Work to be completed – Would you return each record that follows word for word, without its pictures?
━━ Supplied data ━━
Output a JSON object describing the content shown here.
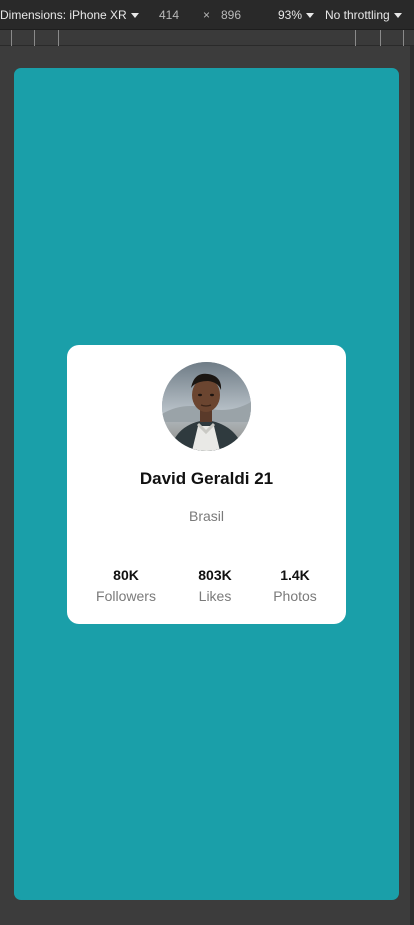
{
  "devtools": {
    "dimensions_label": "Dimensions: iPhone XR",
    "width": "414",
    "times": "×",
    "height": "896",
    "zoom": "93%",
    "throttling": "No throttling"
  },
  "profile": {
    "name": "David Geraldi 21",
    "location": "Brasil",
    "stats": [
      {
        "value": "80K",
        "label": "Followers"
      },
      {
        "value": "803K",
        "label": "Likes"
      },
      {
        "value": "1.4K",
        "label": "Photos"
      }
    ]
  },
  "colors": {
    "background": "#1a9fa9",
    "card": "#ffffff"
  }
}
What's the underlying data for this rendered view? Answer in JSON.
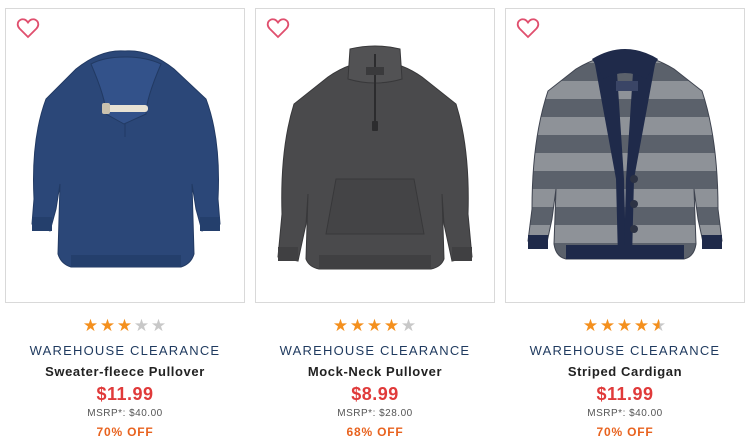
{
  "colors": {
    "heart": "#e04f6e",
    "star_filled": "#f4901e",
    "star_empty": "#c8c8c8",
    "brand_text": "#1f3a5f",
    "price": "#e03a3a",
    "discount": "#e8621e"
  },
  "products": [
    {
      "favorite_icon": "heart-outline-icon",
      "image": "navy sweater-fleece pullover with shawl collar",
      "rating": 3,
      "rating_max": 5,
      "brand": "WAREHOUSE CLEARANCE",
      "name": "Sweater-fleece Pullover",
      "price": "$11.99",
      "msrp": "MSRP*: $40.00",
      "discount": "70% OFF"
    },
    {
      "favorite_icon": "heart-outline-icon",
      "image": "charcoal mock-neck quarter-zip pullover",
      "rating": 4,
      "rating_max": 5,
      "brand": "WAREHOUSE CLEARANCE",
      "name": "Mock-Neck Pullover",
      "price": "$8.99",
      "msrp": "MSRP*: $28.00",
      "discount": "68% OFF"
    },
    {
      "favorite_icon": "heart-outline-icon",
      "image": "gray striped shawl-collar cardigan with navy trim",
      "rating": 4.5,
      "rating_max": 5,
      "brand": "WAREHOUSE CLEARANCE",
      "name": "Striped Cardigan",
      "price": "$11.99",
      "msrp": "MSRP*: $40.00",
      "discount": "70% OFF"
    }
  ]
}
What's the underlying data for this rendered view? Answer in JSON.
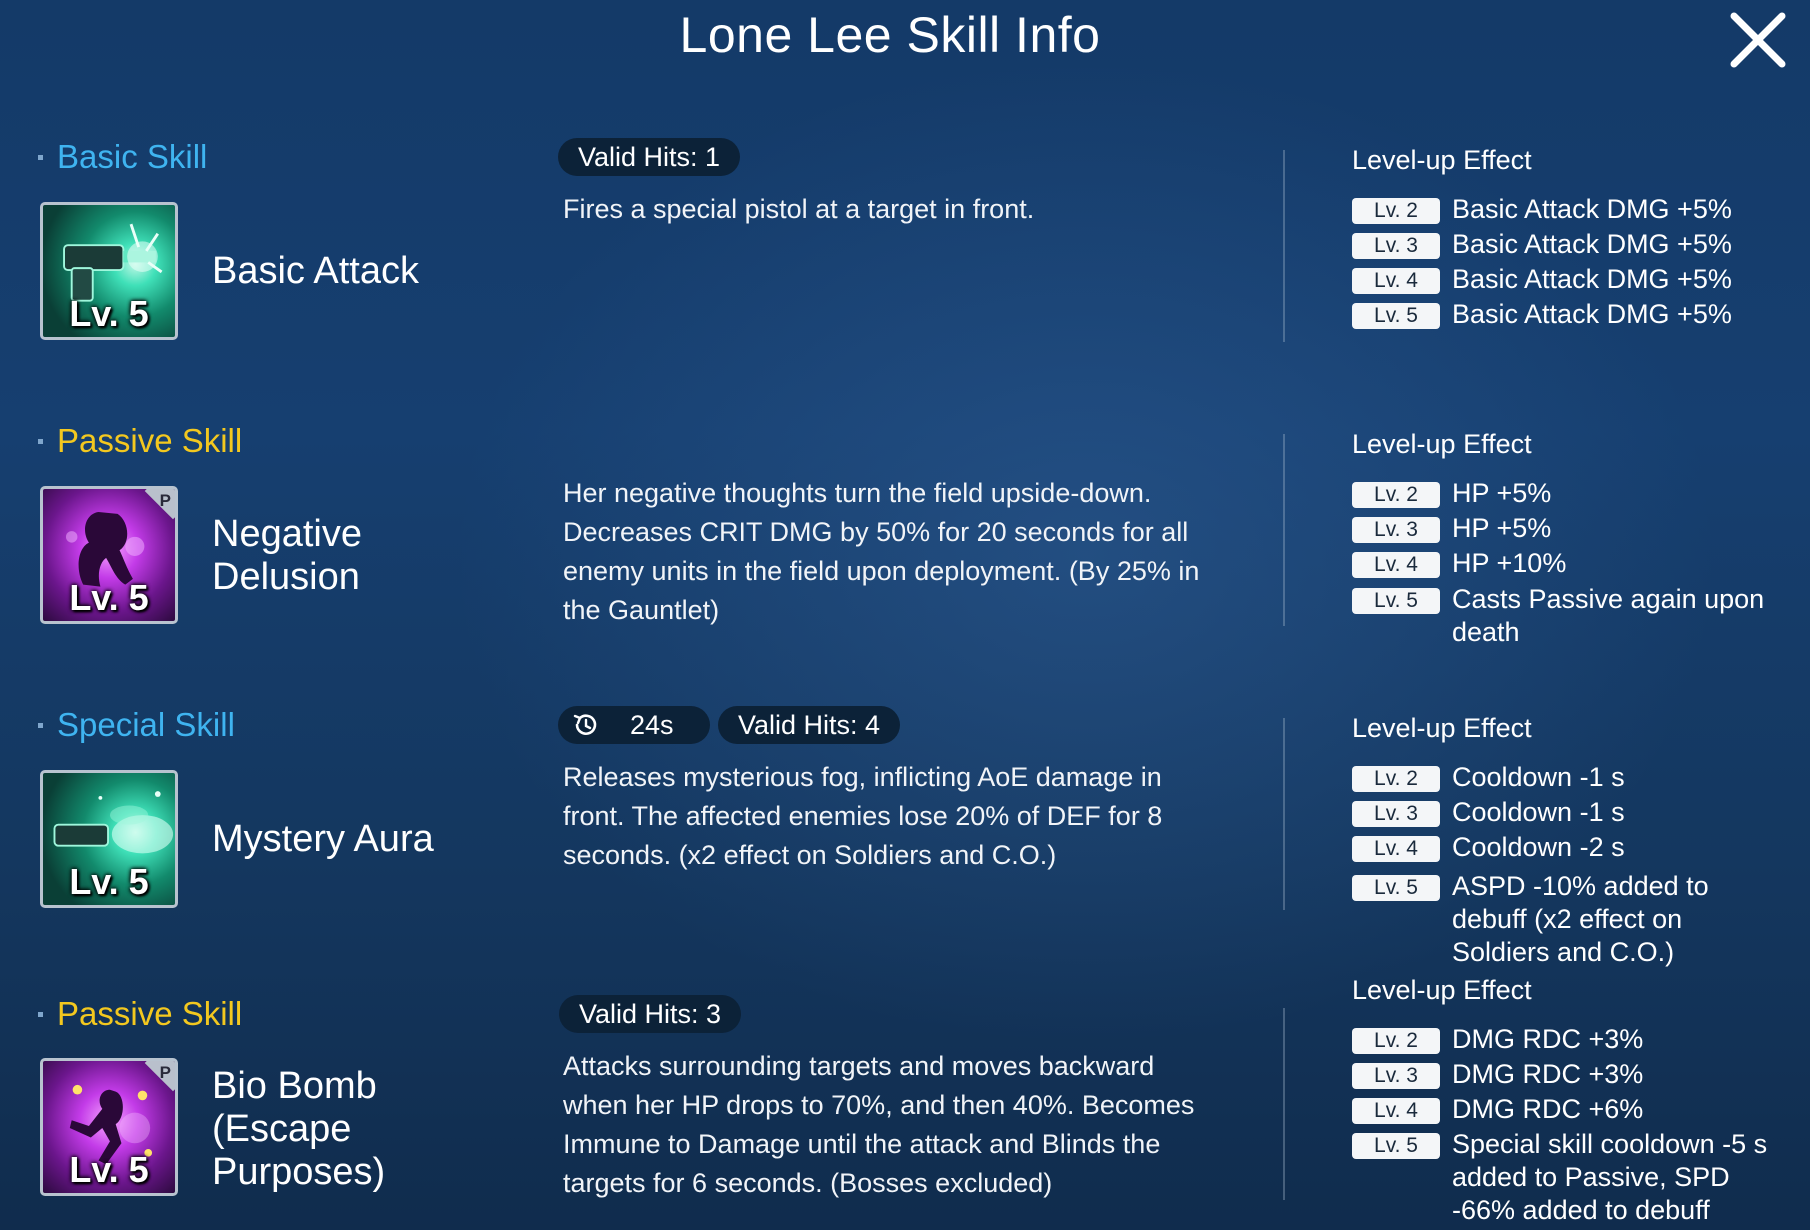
{
  "title": "Lone Lee Skill Info",
  "skills": [
    {
      "category": "Basic Skill",
      "name": "Basic Attack",
      "icon_level": "Lv. 5",
      "icon": "pistol-icon",
      "valid_hits": "Valid Hits: 1",
      "description": "Fires a special pistol at a target in front.",
      "levelup_title": "Level-up Effect",
      "levels": [
        {
          "tag": "Lv. 2",
          "text": "Basic Attack DMG +5%"
        },
        {
          "tag": "Lv. 3",
          "text": "Basic Attack DMG +5%"
        },
        {
          "tag": "Lv. 4",
          "text": "Basic Attack DMG +5%"
        },
        {
          "tag": "Lv. 5",
          "text": "Basic Attack DMG +5%"
        }
      ]
    },
    {
      "category": "Passive Skill",
      "name_line1": "Negative",
      "name_line2": "Delusion",
      "icon_level": "Lv. 5",
      "icon_badge": "P",
      "icon": "silhouette-icon",
      "description": "Her negative thoughts turn the field upside-down. Decreases CRIT DMG by 50% for 20 seconds for all enemy units in the field upon deployment. (By 25% in the Gauntlet)",
      "levelup_title": "Level-up Effect",
      "levels": [
        {
          "tag": "Lv. 2",
          "text": "HP +5%"
        },
        {
          "tag": "Lv. 3",
          "text": "HP +5%"
        },
        {
          "tag": "Lv. 4",
          "text": "HP +10%"
        },
        {
          "tag": "Lv. 5",
          "text": "Casts Passive again upon death"
        }
      ]
    },
    {
      "category": "Special Skill",
      "name": "Mystery Aura",
      "icon_level": "Lv. 5",
      "icon": "fog-pistol-icon",
      "cooldown": "24s",
      "valid_hits": "Valid Hits: 4",
      "description": "Releases mysterious fog, inflicting AoE damage in front. The affected enemies lose 20% of DEF for 8 seconds. (x2 effect on Soldiers and C.O.)",
      "levelup_title": "Level-up Effect",
      "levels": [
        {
          "tag": "Lv. 2",
          "text": "Cooldown -1 s"
        },
        {
          "tag": "Lv. 3",
          "text": "Cooldown -1 s"
        },
        {
          "tag": "Lv. 4",
          "text": "Cooldown -2 s"
        },
        {
          "tag": "Lv. 5",
          "text": "ASPD -10% added to debuff (x2 effect on Soldiers and C.O.)"
        }
      ]
    },
    {
      "category": "Passive Skill",
      "name_line1": "Bio Bomb",
      "name_line2": "(Escape",
      "name_line3": "Purposes)",
      "icon_level": "Lv. 5",
      "icon_badge": "P",
      "icon": "leaping-figure-icon",
      "valid_hits": "Valid Hits: 3",
      "description": "Attacks surrounding targets and moves backward when her HP drops to 70%, and then 40%. Becomes Immune to Damage until the attack and Blinds the targets for 6 seconds. (Bosses excluded)",
      "levelup_title": "Level-up Effect",
      "levels": [
        {
          "tag": "Lv. 2",
          "text": "DMG RDC +3%"
        },
        {
          "tag": "Lv. 3",
          "text": "DMG RDC +3%"
        },
        {
          "tag": "Lv. 4",
          "text": "DMG RDC +6%"
        },
        {
          "tag": "Lv. 5",
          "text": "Special skill cooldown -5 s added to Passive, SPD -66% added to debuff"
        }
      ]
    }
  ],
  "colors": {
    "basic_category": "#3fb4f0",
    "passive_category": "#f3c81f",
    "special_category": "#3fb4f0"
  }
}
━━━
Task answer –
Output a JSON object describing the content shown here.
{
  "devtools": {
    "dimensions_label": "Dimensions: iPhone XR",
    "width": "414",
    "times": "×",
    "height": "896",
    "zoom": "93%",
    "throttling": "No throttling"
  },
  "profile": {
    "name": "David Geraldi 21",
    "location": "Brasil",
    "stats": [
      {
        "value": "80K",
        "label": "Followers"
      },
      {
        "value": "803K",
        "label": "Likes"
      },
      {
        "value": "1.4K",
        "label": "Photos"
      }
    ]
  },
  "colors": {
    "background": "#1a9fa9",
    "card": "#ffffff"
  }
}
What's the underlying data for this rendered view? Answer in JSON.
{
  "colors": {
    "heart": "#e04f6e",
    "star_filled": "#f4901e",
    "star_empty": "#c8c8c8",
    "brand_text": "#1f3a5f",
    "price": "#e03a3a",
    "discount": "#e8621e"
  },
  "products": [
    {
      "favorite_icon": "heart-outline-icon",
      "image": "navy sweater-fleece pullover with shawl collar",
      "rating": 3,
      "rating_max": 5,
      "brand": "WAREHOUSE CLEARANCE",
      "name": "Sweater-fleece Pullover",
      "price": "$11.99",
      "msrp": "MSRP*: $40.00",
      "discount": "70% OFF"
    },
    {
      "favorite_icon": "heart-outline-icon",
      "image": "charcoal mock-neck quarter-zip pullover",
      "rating": 4,
      "rating_max": 5,
      "brand": "WAREHOUSE CLEARANCE",
      "name": "Mock-Neck Pullover",
      "price": "$8.99",
      "msrp": "MSRP*: $28.00",
      "discount": "68% OFF"
    },
    {
      "favorite_icon": "heart-outline-icon",
      "image": "gray striped shawl-collar cardigan with navy trim",
      "rating": 4.5,
      "rating_max": 5,
      "brand": "WAREHOUSE CLEARANCE",
      "name": "Striped Cardigan",
      "price": "$11.99",
      "msrp": "MSRP*: $40.00",
      "discount": "70% OFF"
    }
  ]
}
What's the underlying data for this rendered view? Answer in JSON.
{
  "title": "Lone Lee Skill Info",
  "skills": [
    {
      "category": "Basic Skill",
      "name": "Basic Attack",
      "icon_level": "Lv. 5",
      "icon": "pistol-icon",
      "valid_hits": "Valid Hits: 1",
      "description": "Fires a special pistol at a target in front.",
      "levelup_title": "Level-up Effect",
      "levels": [
        {
          "tag": "Lv. 2",
          "text": "Basic Attack DMG +5%"
        },
        {
          "tag": "Lv. 3",
          "text": "Basic Attack DMG +5%"
        },
        {
          "tag": "Lv. 4",
          "text": "Basic Attack DMG +5%"
        },
        {
          "tag": "Lv. 5",
          "text": "Basic Attack DMG +5%"
        }
      ]
    },
    {
      "category": "Passive Skill",
      "name_line1": "Negative",
      "name_line2": "Delusion",
      "icon_level": "Lv. 5",
      "icon_badge": "P",
      "icon": "silhouette-icon",
      "description": "Her negative thoughts turn the field upside-down. Decreases CRIT DMG by 50% for 20 seconds for all enemy units in the field upon deployment. (By 25% in the Gauntlet)",
      "levelup_title": "Level-up Effect",
      "levels": [
        {
          "tag": "Lv. 2",
          "text": "HP +5%"
        },
        {
          "tag": "Lv. 3",
          "text": "HP +5%"
        },
        {
          "tag": "Lv. 4",
          "text": "HP +10%"
        },
        {
          "tag": "Lv. 5",
          "text": "Casts Passive again upon death"
        }
      ]
    },
    {
      "category": "Special Skill",
      "name": "Mystery Aura",
      "icon_level": "Lv. 5",
      "icon": "fog-pistol-icon",
      "cooldown": "24s",
      "valid_hits": "Valid Hits: 4",
      "description": "Releases mysterious fog, inflicting AoE damage in front. The affected enemies lose 20% of DEF for 8 seconds. (x2 effect on Soldiers and C.O.)",
      "levelup_title": "Level-up Effect",
      "levels": [
        {
          "tag": "Lv. 2",
          "text": "Cooldown -1 s"
        },
        {
          "tag": "Lv. 3",
          "text": "Cooldown -1 s"
        },
        {
          "tag": "Lv. 4",
          "text": "Cooldown -2 s"
        },
        {
          "tag": "Lv. 5",
          "text": "ASPD -10% added to debuff (x2 effect on Soldiers and C.O.)"
        }
      ]
    },
    {
      "category": "Passive Skill",
      "name_line1": "Bio Bomb",
      "name_line2": "(Escape",
      "name_line3": "Purposes)",
      "icon_level": "Lv. 5",
      "icon_badge": "P",
      "icon": "leaping-figure-icon",
      "valid_hits": "Valid Hits: 3",
      "description": "Attacks surrounding targets and moves backward when her HP drops to 70%, and then 40%. Becomes Immune to Damage until the attack and Blinds the targets for 6 seconds. (Bosses excluded)",
      "levelup_title": "Level-up Effect",
      "levels": [
        {
          "tag": "Lv. 2",
          "text": "DMG RDC +3%"
        },
        {
          "tag": "Lv. 3",
          "text": "DMG RDC +3%"
        },
        {
          "tag": "Lv. 4",
          "text": "DMG RDC +6%"
        },
        {
          "tag": "Lv. 5",
          "text": "Special skill cooldown -5 s added to Passive, SPD -66% added to debuff"
        }
      ]
    }
  ],
  "colors": {
    "basic_category": "#3fb4f0",
    "passive_category": "#f3c81f",
    "special_category": "#3fb4f0"
  }
}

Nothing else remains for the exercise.